A group of eight girls, ages 11 – 17, had a once-in-a-lifetime opportunity to meet with Michelle Obama on Feb. 15, 2022, as part of an event coordinated by the Obama Foundation’s Girls Opportunity Alliance, an initiative designed to empower and educate young women. Allena Villanueva ’22 – who is on a mission to bolster the number of underrepresented people in STEM – was part of the select few.
While being in the presence of a former first lady could leave some tongue-tied, Villanueva harnessed her nerves to advance her goals. “My heart was beating fast and I was shaking,” she recalls. “But I pushed through and kept talking about what I’m passionate about and what it meant to be there not just for women in STEM but for indigenous people in STEM.”
Villanueva has spent years ideating how to build a better world through inclusivity in STEM. Part of her journey included assembling Hawai‘i’s first all-girls robotics team, which has earned three state championships since its inception in 2016.
Christine David, a math teacher and one of her deans, describes Villanueva as a model STEM student. “I always think of how we need strong women in STEM and she epitomizes that. She pushes forward even when it’s hard.”
In her sophomore year, Villanueva won Nalukai Academy’s Purple Prize Innovation fellowship. She shadowed local company, Studio Moea, learning about the business side of its online app, which educates kids about native fish and overfishing.
Currently, Villanueva heads the Laulima Project, which she founded in 2021 to provide equal access to STEM education. Specifically, she offers free hands-on robotics classes to populations that are not exposed to robotics in school.

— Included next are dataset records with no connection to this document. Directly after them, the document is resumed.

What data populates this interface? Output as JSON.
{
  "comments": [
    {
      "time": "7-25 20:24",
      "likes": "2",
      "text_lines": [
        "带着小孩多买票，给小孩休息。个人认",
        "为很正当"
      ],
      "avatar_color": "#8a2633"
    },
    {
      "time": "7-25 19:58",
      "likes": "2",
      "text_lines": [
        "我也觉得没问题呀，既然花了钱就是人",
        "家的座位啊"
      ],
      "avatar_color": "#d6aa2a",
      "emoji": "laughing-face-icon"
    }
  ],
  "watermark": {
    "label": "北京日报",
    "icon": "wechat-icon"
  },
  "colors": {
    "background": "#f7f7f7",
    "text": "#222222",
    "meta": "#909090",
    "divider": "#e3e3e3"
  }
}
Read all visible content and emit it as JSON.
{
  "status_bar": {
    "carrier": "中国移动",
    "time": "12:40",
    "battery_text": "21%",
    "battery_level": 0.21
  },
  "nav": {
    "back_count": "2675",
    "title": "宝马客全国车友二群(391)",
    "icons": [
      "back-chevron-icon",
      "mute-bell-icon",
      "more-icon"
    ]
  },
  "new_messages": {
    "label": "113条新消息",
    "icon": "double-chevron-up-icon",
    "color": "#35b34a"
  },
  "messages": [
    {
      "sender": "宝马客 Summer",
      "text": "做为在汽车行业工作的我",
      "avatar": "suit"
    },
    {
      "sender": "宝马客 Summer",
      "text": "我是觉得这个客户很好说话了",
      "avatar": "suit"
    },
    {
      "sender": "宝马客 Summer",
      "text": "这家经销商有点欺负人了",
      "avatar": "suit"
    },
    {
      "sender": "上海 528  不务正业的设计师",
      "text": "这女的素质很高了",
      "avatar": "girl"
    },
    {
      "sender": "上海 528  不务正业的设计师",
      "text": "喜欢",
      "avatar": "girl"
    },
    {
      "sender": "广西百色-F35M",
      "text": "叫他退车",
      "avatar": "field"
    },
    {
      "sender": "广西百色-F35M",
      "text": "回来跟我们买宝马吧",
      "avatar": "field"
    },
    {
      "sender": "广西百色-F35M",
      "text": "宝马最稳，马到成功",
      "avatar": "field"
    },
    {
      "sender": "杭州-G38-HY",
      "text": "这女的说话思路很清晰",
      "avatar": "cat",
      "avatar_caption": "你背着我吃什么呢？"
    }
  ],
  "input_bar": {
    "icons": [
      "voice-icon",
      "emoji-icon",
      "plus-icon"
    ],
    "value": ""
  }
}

“I believe that the purpose in my life is to create a greater space for underrepresented people in STEM. I believe this sense of purpose comes from the understanding that I’ve benefited from the space others before me created and wanting to pay that forward.”
In the fall, Villanueva will enter the University of Southern California as a computer science major. There’s one thing she’s certain about: Giving back is tremendously fulfilling.
“I know it sounds cheesy, but it’s true. Whatever business or venture I go into I want to help the world. Grounding yourself in tradition is important.”
She’s excited about where the road will take her and about the people she will meet on her journey. “I’m really passionate about a lot of issues and excited to see where I’m going. Mentors are important. I can’t wait to meet what mentors I’ll have in college.” Known for her humility, yet ambitious personality, Villanueva’s other dean, Jonah Ka‘akua ’97, believes she has a bright future ahead of her. “In the STEM field, we see her as a future leader. There’s something that made her stand out very early on. She definitely learns for learning’s sake, not for grades.”
– By Brandi-Ann Uyemura